PROBLEM STATEMENT: All lines holding the word "login" are to be copied from the records beneath.

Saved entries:
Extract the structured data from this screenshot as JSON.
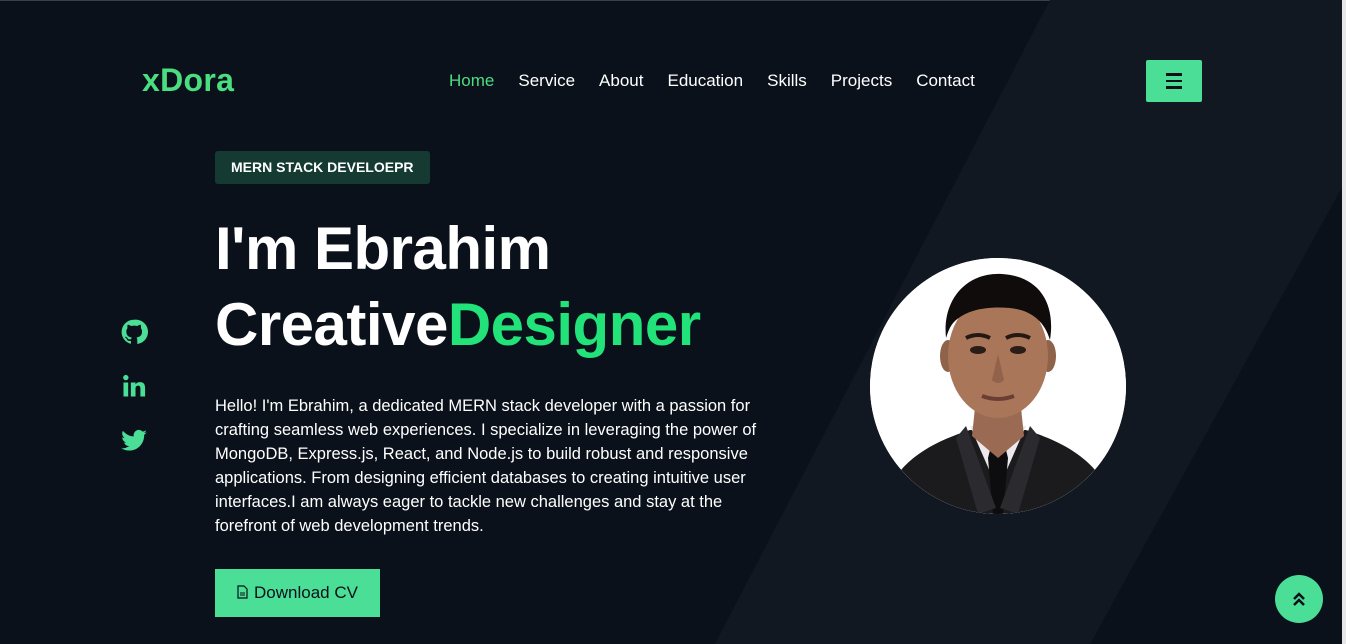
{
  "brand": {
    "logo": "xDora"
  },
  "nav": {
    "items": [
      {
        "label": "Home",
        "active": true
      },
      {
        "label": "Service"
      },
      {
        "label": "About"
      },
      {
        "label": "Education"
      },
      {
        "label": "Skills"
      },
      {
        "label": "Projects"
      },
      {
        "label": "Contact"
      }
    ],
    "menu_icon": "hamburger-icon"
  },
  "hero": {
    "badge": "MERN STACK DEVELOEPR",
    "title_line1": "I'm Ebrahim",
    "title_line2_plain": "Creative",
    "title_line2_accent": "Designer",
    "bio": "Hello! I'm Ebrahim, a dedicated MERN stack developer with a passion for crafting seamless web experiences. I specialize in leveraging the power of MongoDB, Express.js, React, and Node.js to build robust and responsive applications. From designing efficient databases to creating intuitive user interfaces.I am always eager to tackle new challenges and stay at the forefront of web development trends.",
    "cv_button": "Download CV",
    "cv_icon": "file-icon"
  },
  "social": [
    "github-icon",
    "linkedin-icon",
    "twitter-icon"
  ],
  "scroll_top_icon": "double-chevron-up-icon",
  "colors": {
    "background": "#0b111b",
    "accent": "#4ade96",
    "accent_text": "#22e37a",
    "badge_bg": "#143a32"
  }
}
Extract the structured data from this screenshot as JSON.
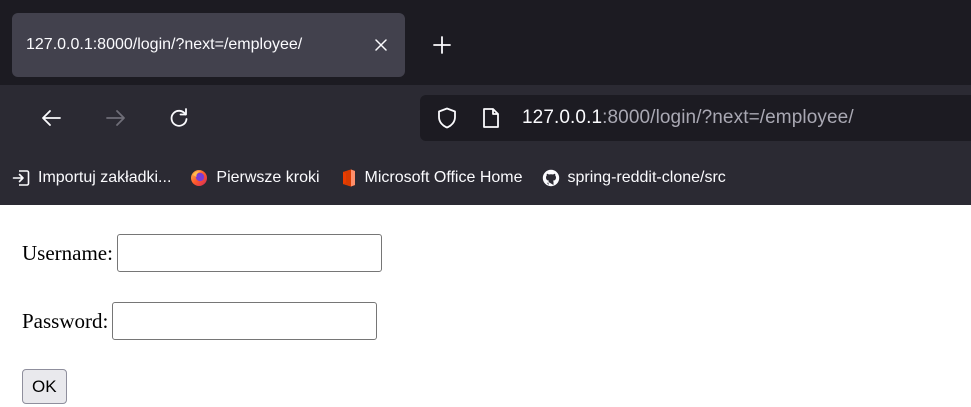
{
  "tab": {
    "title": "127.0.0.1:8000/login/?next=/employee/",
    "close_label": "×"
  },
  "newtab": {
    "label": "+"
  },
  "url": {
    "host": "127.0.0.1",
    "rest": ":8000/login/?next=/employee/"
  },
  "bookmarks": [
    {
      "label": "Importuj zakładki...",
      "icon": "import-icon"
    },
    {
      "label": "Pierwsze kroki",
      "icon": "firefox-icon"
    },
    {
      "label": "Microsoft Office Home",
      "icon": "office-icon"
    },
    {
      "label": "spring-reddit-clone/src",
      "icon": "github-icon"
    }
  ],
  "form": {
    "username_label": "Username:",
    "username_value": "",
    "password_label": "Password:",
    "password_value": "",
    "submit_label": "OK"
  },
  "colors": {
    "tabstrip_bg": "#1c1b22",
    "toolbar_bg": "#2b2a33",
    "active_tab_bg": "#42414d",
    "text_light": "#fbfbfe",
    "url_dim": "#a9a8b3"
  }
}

FINISHED EXERCISE:
    "title": "127.0.0.1:8000/login/?next=/employee/",
    "rest": ":8000/login/?next=/employee/"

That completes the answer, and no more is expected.